**** Material shown
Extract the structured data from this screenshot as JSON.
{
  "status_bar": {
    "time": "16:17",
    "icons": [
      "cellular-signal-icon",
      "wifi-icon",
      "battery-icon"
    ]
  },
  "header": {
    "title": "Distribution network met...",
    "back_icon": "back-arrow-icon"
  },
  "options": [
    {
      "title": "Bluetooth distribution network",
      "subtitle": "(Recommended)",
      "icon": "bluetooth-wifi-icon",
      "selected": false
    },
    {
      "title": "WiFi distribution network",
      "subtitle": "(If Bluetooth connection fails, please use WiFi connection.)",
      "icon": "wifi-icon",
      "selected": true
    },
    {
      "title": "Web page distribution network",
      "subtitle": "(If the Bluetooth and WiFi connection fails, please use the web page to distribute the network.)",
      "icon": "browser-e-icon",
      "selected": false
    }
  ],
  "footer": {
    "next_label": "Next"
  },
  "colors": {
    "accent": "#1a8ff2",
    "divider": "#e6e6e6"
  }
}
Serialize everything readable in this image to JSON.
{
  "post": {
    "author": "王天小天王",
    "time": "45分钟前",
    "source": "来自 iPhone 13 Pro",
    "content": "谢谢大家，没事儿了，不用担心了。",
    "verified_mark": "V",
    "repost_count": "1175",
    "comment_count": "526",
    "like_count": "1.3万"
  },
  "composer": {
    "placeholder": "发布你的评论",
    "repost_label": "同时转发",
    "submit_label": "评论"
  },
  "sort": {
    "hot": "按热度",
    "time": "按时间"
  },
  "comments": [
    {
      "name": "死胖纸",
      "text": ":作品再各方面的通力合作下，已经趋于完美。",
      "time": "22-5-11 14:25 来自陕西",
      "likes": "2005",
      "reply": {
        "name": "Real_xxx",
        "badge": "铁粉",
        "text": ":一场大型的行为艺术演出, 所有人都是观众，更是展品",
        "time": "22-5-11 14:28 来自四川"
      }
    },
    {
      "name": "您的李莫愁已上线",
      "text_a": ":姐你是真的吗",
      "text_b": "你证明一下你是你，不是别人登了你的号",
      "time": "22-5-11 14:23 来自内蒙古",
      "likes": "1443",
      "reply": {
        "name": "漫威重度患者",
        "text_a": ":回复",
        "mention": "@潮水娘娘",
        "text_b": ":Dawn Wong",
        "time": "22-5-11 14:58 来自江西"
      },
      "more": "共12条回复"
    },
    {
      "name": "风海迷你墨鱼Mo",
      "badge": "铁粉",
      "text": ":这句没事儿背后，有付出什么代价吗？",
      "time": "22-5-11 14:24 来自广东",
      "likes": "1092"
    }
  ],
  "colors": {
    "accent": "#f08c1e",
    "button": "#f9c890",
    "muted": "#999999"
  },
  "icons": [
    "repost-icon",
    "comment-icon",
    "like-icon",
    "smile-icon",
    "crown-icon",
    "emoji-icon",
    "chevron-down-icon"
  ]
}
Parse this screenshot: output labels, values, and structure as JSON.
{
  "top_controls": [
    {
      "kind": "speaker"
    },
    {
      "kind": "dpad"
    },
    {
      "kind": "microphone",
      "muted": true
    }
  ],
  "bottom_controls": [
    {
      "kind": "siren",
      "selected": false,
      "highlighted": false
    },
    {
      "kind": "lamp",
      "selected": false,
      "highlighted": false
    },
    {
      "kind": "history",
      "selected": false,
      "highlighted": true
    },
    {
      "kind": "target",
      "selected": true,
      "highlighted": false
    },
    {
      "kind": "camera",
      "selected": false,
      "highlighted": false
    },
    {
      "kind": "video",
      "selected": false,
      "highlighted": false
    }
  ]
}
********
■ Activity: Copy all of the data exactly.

■ Solved exercise:
Extract the structured data from this screenshot as JSON.
{
  "status_bar": {
    "time": "16:17",
    "icons": [
      "cellular-signal-icon",
      "wifi-icon",
      "battery-icon"
    ]
  },
  "header": {
    "title": "Distribution network met...",
    "back_icon": "back-arrow-icon"
  },
  "options": [
    {
      "title": "Bluetooth distribution network",
      "subtitle": "(Recommended)",
      "icon": "bluetooth-wifi-icon",
      "selected": false
    },
    {
      "title": "WiFi distribution network",
      "subtitle": "(If Bluetooth connection fails, please use WiFi connection.)",
      "icon": "wifi-icon",
      "selected": true
    },
    {
      "title": "Web page distribution network",
      "subtitle": "(If the Bluetooth and WiFi connection fails, please use the web page to distribute the network.)",
      "icon": "browser-e-icon",
      "selected": false
    }
  ],
  "footer": {
    "next_label": "Next"
  },
  "colors": {
    "accent": "#1a8ff2",
    "divider": "#e6e6e6"
  }
}
Serialize everything readable in this image to JSON.
{
  "post": {
    "author": "王天小天王",
    "time": "45分钟前",
    "source": "来自 iPhone 13 Pro",
    "content": "谢谢大家，没事儿了，不用担心了。",
    "verified_mark": "V",
    "repost_count": "1175",
    "comment_count": "526",
    "like_count": "1.3万"
  },
  "composer": {
    "placeholder": "发布你的评论",
    "repost_label": "同时转发",
    "submit_label": "评论"
  },
  "sort": {
    "hot": "按热度",
    "time": "按时间"
  },
  "comments": [
    {
      "name": "死胖纸",
      "text": ":作品再各方面的通力合作下，已经趋于完美。",
      "time": "22-5-11 14:25 来自陕西",
      "likes": "2005",
      "reply": {
        "name": "Real_xxx",
        "badge": "铁粉",
        "text": ":一场大型的行为艺术演出, 所有人都是观众，更是展品",
        "time": "22-5-11 14:28 来自四川"
      }
    },
    {
      "name": "您的李莫愁已上线",
      "text_a": ":姐你是真的吗",
      "text_b": "你证明一下你是你，不是别人登了你的号",
      "time": "22-5-11 14:23 来自内蒙古",
      "likes": "1443",
      "reply": {
        "name": "漫威重度患者",
        "text_a": ":回复",
        "mention": "@潮水娘娘",
        "text_b": ":Dawn Wong",
        "time": "22-5-11 14:58 来自江西"
      },
      "more": "共12条回复"
    },
    {
      "name": "风海迷你墨鱼Mo",
      "badge": "铁粉",
      "text": ":这句没事儿背后，有付出什么代价吗？",
      "time": "22-5-11 14:24 来自广东",
      "likes": "1092"
    }
  ],
  "colors": {
    "accent": "#f08c1e",
    "button": "#f9c890",
    "muted": "#999999"
  },
  "icons": [
    "repost-icon",
    "comment-icon",
    "like-icon",
    "smile-icon",
    "crown-icon",
    "emoji-icon",
    "chevron-down-icon"
  ]
}
Parse this screenshot: output labels, values, and structure as JSON.
{
  "top_controls": [
    {
      "kind": "speaker"
    },
    {
      "kind": "dpad"
    },
    {
      "kind": "microphone",
      "muted": true
    }
  ],
  "bottom_controls": [
    {
      "kind": "siren",
      "selected": false,
      "highlighted": false
    },
    {
      "kind": "lamp",
      "selected": false,
      "highlighted": false
    },
    {
      "kind": "history",
      "selected": false,
      "highlighted": true
    },
    {
      "kind": "target",
      "selected": true,
      "highlighted": false
    },
    {
      "kind": "camera",
      "selected": false,
      "highlighted": false
    },
    {
      "kind": "video",
      "selected": false,
      "highlighted": false
    }
  ]
}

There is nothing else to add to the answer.